==== Records for the task ====

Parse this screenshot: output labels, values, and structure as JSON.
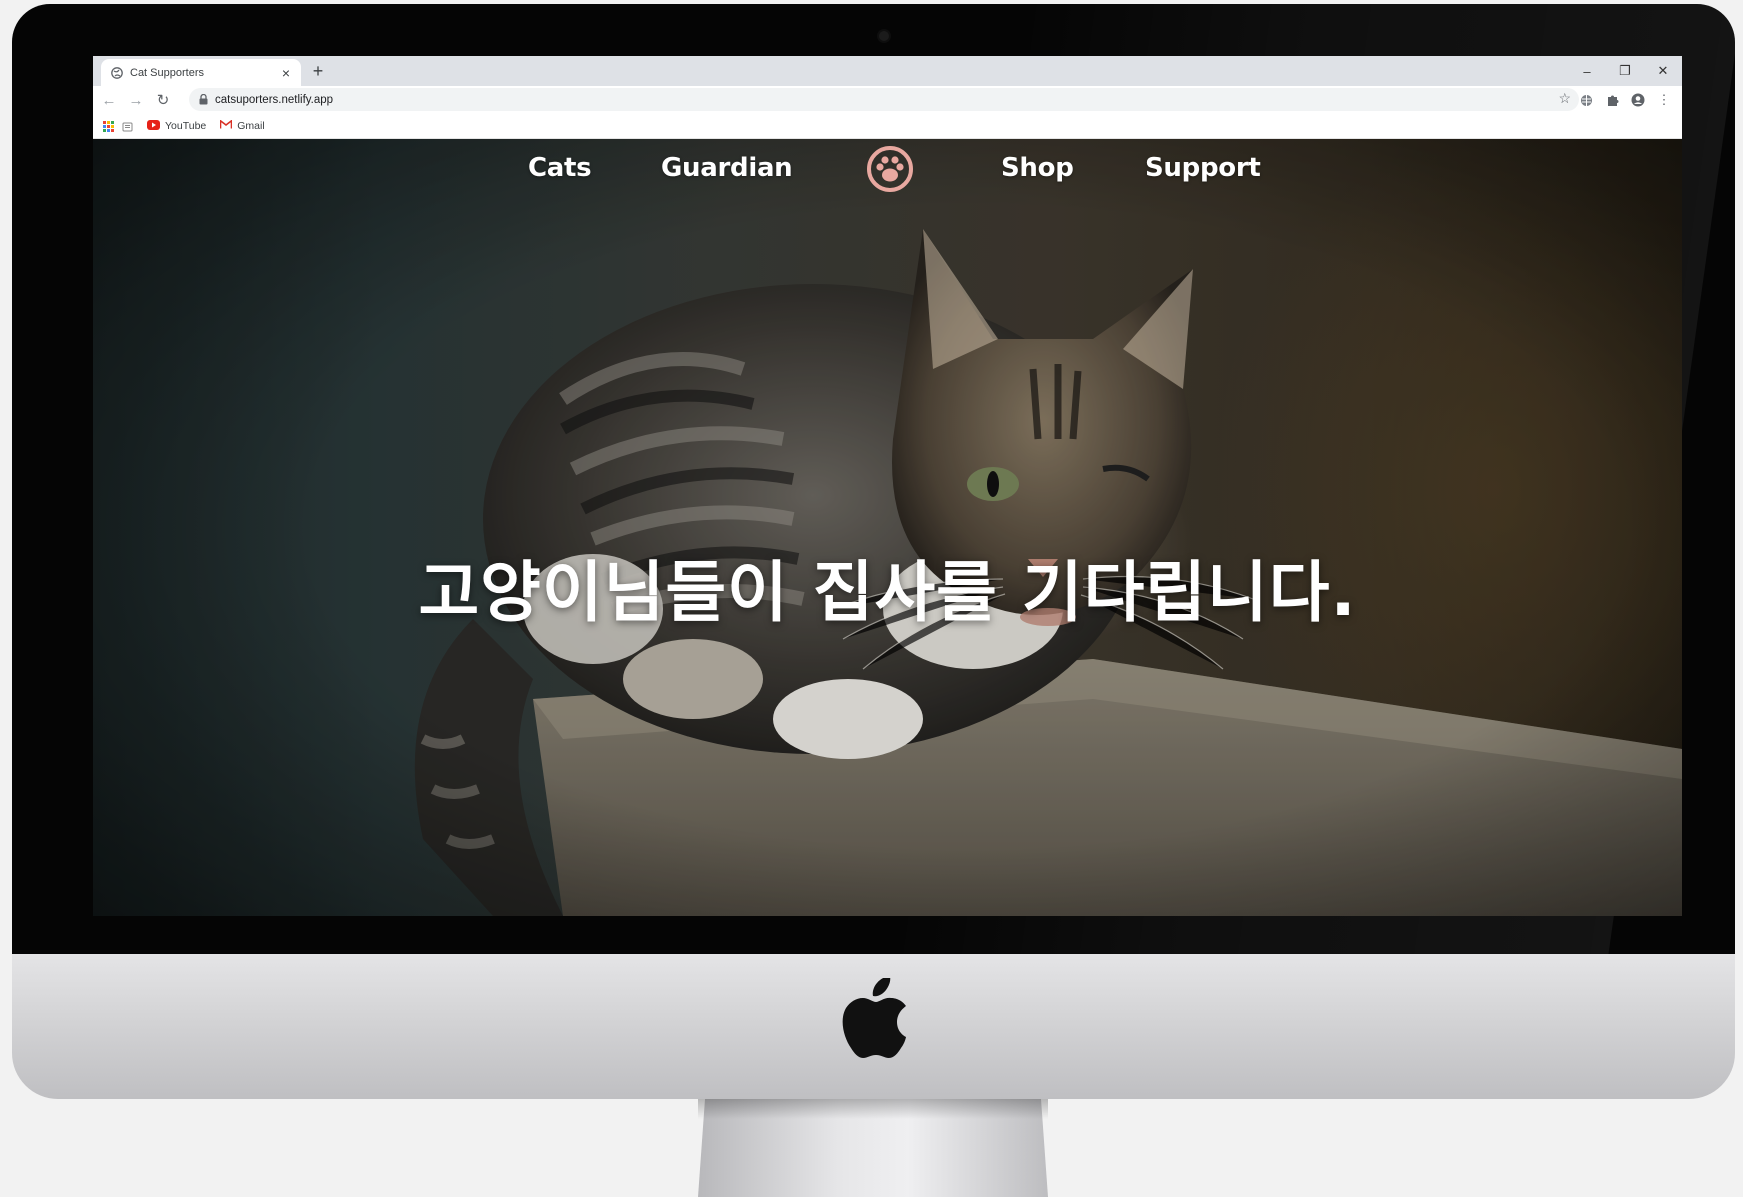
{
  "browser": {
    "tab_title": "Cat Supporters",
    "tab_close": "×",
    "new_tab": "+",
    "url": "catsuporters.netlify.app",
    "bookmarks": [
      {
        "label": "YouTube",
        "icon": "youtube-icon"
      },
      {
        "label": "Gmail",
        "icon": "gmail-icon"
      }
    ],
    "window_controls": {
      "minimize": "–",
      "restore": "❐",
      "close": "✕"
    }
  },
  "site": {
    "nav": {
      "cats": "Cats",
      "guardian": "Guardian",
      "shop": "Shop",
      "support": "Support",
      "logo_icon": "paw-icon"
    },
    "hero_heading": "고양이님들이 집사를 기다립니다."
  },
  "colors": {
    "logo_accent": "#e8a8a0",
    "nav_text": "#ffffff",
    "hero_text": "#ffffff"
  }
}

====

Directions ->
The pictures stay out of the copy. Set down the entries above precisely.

Response for this exercise ->
Parse this screenshot: output labels, values, and structure as JSON.
{
  "browser": {
    "tab_title": "Cat Supporters",
    "tab_close": "×",
    "new_tab": "+",
    "url": "catsuporters.netlify.app",
    "bookmarks": [
      {
        "label": "YouTube",
        "icon": "youtube-icon"
      },
      {
        "label": "Gmail",
        "icon": "gmail-icon"
      }
    ],
    "window_controls": {
      "minimize": "–",
      "restore": "❐",
      "close": "✕"
    }
  },
  "site": {
    "nav": {
      "cats": "Cats",
      "guardian": "Guardian",
      "shop": "Shop",
      "support": "Support",
      "logo_icon": "paw-icon"
    },
    "hero_heading": "고양이님들이 집사를 기다립니다."
  },
  "colors": {
    "logo_accent": "#e8a8a0",
    "nav_text": "#ffffff",
    "hero_text": "#ffffff"
  }
}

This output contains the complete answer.